  • The second requirement is using your home as your principal place of your business. You must be able to factually document and demonstrate that you use your home as your principal place of business. If you conduct business at a location outside of your home, but also use your home substantially and regularly to conduct business, you may qualify for a home office deduction.

For the government’s details on tax deductions for your home office, please look up IRS publication 587, Business Use of Your Home.

2020 stimulus payments and federal income tax

In the spring of 2020, U.S. government leaders passed legislation to send economic impact payments (through direct deposit to an account or by a paper check in the U.S. mail) to many Americans to help them pay expenses during the COVID-19 pandemic. In following weeks, eligible taxpayers who filed tax returns for either 2019 or 2018 automatically received an economic impact payment of up to $1,200 for individuals or $2,400 for married couples. Parents received an additional $500 payment for each qualifying child. If you received a stimulus payment last year, keep in mind that—

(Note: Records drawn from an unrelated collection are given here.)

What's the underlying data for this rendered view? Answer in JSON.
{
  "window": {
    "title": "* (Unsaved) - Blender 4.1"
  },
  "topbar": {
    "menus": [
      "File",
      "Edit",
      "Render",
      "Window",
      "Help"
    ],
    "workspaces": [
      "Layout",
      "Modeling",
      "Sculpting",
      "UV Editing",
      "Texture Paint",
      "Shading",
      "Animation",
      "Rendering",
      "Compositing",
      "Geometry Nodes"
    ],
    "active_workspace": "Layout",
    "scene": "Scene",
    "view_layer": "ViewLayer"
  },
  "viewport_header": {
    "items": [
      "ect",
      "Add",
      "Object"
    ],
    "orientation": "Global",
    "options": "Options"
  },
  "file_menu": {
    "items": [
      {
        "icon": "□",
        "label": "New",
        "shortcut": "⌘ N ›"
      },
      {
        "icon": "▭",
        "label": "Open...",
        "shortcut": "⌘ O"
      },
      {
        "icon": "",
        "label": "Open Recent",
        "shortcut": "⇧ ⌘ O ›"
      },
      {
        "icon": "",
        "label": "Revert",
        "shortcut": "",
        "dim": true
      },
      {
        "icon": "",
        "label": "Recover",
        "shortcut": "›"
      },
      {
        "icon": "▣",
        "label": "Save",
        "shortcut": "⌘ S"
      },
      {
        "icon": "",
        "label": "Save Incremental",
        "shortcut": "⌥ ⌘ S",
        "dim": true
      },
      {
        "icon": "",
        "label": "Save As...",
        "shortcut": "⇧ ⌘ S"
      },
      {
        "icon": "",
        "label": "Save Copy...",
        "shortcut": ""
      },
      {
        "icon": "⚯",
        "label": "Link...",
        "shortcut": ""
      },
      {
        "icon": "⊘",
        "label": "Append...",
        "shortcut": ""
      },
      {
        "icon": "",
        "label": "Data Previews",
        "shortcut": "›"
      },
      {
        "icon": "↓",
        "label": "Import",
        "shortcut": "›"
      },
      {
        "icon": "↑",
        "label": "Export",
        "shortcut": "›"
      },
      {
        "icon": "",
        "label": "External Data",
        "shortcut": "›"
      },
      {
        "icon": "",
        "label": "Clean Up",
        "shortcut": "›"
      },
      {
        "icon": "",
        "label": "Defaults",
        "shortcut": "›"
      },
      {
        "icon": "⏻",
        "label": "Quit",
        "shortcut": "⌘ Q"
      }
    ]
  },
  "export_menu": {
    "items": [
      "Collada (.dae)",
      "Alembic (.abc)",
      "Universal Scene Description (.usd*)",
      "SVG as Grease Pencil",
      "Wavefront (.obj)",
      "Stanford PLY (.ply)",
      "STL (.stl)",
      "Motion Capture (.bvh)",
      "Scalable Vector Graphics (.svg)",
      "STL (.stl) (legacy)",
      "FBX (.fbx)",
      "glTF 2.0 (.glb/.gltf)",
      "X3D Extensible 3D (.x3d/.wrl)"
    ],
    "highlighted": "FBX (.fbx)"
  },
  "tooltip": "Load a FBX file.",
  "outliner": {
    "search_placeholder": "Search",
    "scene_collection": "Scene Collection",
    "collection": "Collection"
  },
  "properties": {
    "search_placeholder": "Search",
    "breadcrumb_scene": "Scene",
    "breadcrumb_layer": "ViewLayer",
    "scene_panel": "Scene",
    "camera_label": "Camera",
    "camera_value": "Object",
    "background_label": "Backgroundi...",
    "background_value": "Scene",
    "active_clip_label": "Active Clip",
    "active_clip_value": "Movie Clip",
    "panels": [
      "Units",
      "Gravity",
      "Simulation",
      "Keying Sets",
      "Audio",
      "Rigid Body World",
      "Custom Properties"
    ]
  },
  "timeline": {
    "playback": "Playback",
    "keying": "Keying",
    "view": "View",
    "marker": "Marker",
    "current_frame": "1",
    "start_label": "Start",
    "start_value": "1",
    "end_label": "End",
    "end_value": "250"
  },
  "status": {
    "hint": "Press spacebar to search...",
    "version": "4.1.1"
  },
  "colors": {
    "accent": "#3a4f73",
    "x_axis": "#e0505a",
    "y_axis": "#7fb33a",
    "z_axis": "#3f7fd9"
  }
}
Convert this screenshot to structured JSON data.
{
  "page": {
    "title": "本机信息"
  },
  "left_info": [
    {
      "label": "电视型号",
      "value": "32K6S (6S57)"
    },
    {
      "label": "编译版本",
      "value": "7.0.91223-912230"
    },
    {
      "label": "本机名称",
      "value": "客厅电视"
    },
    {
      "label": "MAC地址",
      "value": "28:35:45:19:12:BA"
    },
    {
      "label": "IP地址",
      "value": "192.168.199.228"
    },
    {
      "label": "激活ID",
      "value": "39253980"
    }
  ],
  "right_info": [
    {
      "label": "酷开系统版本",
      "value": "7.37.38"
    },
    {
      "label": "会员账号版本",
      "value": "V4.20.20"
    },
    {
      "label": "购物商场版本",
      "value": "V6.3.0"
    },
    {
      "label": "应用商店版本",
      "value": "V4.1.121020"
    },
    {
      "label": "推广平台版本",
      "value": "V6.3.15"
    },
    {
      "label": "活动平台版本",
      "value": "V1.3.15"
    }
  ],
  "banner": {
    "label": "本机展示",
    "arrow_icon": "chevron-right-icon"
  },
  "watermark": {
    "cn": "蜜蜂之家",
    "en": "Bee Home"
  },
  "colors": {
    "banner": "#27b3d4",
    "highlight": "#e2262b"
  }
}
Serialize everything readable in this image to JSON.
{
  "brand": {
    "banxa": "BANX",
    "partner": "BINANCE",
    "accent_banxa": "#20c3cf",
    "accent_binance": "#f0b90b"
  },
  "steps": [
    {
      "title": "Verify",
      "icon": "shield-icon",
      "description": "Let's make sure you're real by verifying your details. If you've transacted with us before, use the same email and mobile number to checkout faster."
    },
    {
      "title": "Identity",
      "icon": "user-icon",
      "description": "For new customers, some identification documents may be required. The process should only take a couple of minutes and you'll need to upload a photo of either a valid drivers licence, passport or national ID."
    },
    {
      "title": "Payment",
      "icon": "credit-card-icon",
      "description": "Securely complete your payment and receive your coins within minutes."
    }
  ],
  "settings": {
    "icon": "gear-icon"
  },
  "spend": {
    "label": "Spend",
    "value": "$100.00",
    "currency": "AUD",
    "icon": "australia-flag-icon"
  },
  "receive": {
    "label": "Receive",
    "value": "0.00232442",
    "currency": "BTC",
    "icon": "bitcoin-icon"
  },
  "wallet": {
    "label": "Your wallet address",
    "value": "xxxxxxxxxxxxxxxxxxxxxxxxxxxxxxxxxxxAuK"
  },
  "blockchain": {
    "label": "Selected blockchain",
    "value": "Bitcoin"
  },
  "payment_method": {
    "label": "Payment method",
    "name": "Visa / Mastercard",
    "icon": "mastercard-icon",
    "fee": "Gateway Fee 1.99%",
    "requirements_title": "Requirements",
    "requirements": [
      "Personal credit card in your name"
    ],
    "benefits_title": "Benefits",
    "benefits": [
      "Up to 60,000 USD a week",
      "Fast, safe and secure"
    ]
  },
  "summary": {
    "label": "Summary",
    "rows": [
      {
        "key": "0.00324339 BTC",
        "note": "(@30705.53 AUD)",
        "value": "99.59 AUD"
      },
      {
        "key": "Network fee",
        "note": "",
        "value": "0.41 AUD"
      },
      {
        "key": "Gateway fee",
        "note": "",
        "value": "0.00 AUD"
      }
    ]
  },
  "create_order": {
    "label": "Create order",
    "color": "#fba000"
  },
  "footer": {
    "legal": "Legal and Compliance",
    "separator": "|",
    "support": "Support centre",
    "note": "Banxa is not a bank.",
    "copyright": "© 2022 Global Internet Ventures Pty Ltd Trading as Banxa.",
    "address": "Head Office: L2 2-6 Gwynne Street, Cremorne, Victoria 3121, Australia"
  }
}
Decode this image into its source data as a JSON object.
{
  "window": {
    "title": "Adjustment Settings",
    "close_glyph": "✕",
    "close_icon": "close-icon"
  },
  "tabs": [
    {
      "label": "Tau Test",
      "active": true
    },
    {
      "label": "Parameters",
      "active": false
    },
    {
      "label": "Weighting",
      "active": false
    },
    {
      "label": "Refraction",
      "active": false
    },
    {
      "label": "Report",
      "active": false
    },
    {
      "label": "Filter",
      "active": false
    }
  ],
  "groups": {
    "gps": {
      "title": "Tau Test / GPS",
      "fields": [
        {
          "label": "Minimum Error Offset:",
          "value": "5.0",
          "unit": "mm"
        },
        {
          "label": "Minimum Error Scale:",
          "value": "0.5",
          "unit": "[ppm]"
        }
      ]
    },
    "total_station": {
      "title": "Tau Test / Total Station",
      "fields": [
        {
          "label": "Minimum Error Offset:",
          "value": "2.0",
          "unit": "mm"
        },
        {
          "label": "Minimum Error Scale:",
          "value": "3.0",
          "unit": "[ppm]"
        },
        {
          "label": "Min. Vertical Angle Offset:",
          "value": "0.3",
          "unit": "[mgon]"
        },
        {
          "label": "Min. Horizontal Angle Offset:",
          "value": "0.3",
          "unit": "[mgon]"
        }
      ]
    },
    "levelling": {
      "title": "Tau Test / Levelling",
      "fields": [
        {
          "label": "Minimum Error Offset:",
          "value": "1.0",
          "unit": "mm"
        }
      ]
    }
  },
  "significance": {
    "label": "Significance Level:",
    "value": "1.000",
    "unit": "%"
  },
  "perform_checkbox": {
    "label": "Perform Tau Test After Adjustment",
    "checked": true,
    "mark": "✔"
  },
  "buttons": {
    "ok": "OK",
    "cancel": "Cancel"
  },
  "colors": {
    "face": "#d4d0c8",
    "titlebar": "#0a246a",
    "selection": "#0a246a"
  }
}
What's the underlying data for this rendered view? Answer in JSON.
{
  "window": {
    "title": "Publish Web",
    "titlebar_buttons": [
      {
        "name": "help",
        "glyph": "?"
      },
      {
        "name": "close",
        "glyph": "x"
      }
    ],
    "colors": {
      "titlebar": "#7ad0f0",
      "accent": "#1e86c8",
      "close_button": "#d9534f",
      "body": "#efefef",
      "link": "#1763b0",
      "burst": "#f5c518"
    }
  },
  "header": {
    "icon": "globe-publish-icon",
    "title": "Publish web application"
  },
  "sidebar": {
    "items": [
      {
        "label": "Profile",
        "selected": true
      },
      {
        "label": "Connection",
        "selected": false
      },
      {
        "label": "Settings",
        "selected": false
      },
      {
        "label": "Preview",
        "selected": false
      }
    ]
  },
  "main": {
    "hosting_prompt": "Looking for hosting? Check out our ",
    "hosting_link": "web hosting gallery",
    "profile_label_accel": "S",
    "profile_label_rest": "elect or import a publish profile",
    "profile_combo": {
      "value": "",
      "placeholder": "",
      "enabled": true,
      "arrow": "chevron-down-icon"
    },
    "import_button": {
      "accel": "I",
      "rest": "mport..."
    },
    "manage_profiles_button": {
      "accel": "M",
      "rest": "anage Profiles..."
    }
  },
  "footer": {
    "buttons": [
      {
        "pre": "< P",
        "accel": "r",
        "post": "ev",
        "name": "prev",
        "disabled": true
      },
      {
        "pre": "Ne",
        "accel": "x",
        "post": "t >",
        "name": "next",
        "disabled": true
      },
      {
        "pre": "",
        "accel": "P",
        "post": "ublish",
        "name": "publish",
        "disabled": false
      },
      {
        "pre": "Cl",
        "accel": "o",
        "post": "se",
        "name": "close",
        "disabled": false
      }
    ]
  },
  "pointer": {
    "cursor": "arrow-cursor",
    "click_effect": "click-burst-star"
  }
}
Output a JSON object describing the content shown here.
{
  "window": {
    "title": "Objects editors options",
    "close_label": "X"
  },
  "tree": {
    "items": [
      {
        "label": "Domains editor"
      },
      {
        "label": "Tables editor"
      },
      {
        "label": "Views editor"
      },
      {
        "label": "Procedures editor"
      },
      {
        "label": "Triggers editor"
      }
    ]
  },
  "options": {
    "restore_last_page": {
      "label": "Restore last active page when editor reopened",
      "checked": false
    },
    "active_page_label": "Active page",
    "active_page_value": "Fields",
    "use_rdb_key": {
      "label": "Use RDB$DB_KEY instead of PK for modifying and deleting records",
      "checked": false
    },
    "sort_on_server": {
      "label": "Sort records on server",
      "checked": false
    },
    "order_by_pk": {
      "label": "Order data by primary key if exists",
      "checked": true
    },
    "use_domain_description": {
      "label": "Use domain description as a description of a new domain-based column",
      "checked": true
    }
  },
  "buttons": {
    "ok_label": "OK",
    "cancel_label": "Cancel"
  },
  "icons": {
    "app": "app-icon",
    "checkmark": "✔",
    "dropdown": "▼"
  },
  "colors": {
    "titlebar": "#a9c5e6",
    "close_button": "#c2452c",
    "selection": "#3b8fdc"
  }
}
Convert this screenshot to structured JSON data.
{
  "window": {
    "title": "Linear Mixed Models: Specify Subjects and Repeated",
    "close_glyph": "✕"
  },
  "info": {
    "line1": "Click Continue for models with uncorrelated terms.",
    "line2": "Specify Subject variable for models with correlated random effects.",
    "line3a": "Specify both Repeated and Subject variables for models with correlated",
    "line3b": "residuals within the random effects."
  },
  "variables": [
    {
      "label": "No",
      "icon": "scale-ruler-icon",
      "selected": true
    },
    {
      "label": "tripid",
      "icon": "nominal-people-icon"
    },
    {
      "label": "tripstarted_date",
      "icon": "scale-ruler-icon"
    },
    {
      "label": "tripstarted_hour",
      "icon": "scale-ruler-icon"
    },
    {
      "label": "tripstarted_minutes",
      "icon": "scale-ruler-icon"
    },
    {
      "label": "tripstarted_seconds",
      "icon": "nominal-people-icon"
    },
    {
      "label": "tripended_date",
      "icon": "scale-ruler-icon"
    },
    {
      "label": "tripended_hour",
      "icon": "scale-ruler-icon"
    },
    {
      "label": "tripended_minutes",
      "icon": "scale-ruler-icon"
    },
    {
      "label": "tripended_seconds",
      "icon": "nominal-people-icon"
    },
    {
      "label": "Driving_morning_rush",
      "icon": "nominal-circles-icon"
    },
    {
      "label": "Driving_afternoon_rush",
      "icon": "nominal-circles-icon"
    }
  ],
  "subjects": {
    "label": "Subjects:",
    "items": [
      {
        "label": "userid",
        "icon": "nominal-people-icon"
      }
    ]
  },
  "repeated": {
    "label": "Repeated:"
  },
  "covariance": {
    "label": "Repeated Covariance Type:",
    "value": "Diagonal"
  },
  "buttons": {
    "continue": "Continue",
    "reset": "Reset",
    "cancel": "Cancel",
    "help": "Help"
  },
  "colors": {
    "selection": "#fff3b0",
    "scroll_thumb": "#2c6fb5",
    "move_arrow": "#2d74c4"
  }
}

  • Because the 2020 stimulus (also known as an Economic Impact Payment) money is coming from the government, it is not considered taxable income and will not be subject to income taxes.

  • If your 2019 income was too high to allow you to qualify for a stimulus payment, but your 2020 income fell below the limit, you may still receive the benefit when you file your 2020 federal income tax return. The updated tax return forms will offer an option to claim this newest stimulus payment as a refundable recovery rebate tax credit. The federal recovery rebate credit is authorized by the Coronavirus Aid, Relief, and Economic Security (CARES) Act and the COVID-related Tax Relief Act. It is a tax credit against your 2020 income tax. Depending on your circumstances, this credit can increase the amount of your tax refund or decrease the amount of 2020 taxes you owe.

As always, when preparing your taxes, be careful to thoroughly review every entry and don’t leave any information out, research your options for valid deductions, and meet the April 15 deadline. If you think that you won’t be able to hit that filing deadline, then you may apply to the IRS for an extension of time to file, but you need to file your extension request no later than the regular due date of your return.

Before you file, you should take a minute to double check and confirm that your savings, checking, or money market account information that you provided to the IRS is accurate. This will ensure that your tax refund or future stimulus payments will be deposited correctly and quickly. If you are unsure about your account numbers, we’ve provided detailed instructions for using the right account information for deposits on our Direct Deposit page.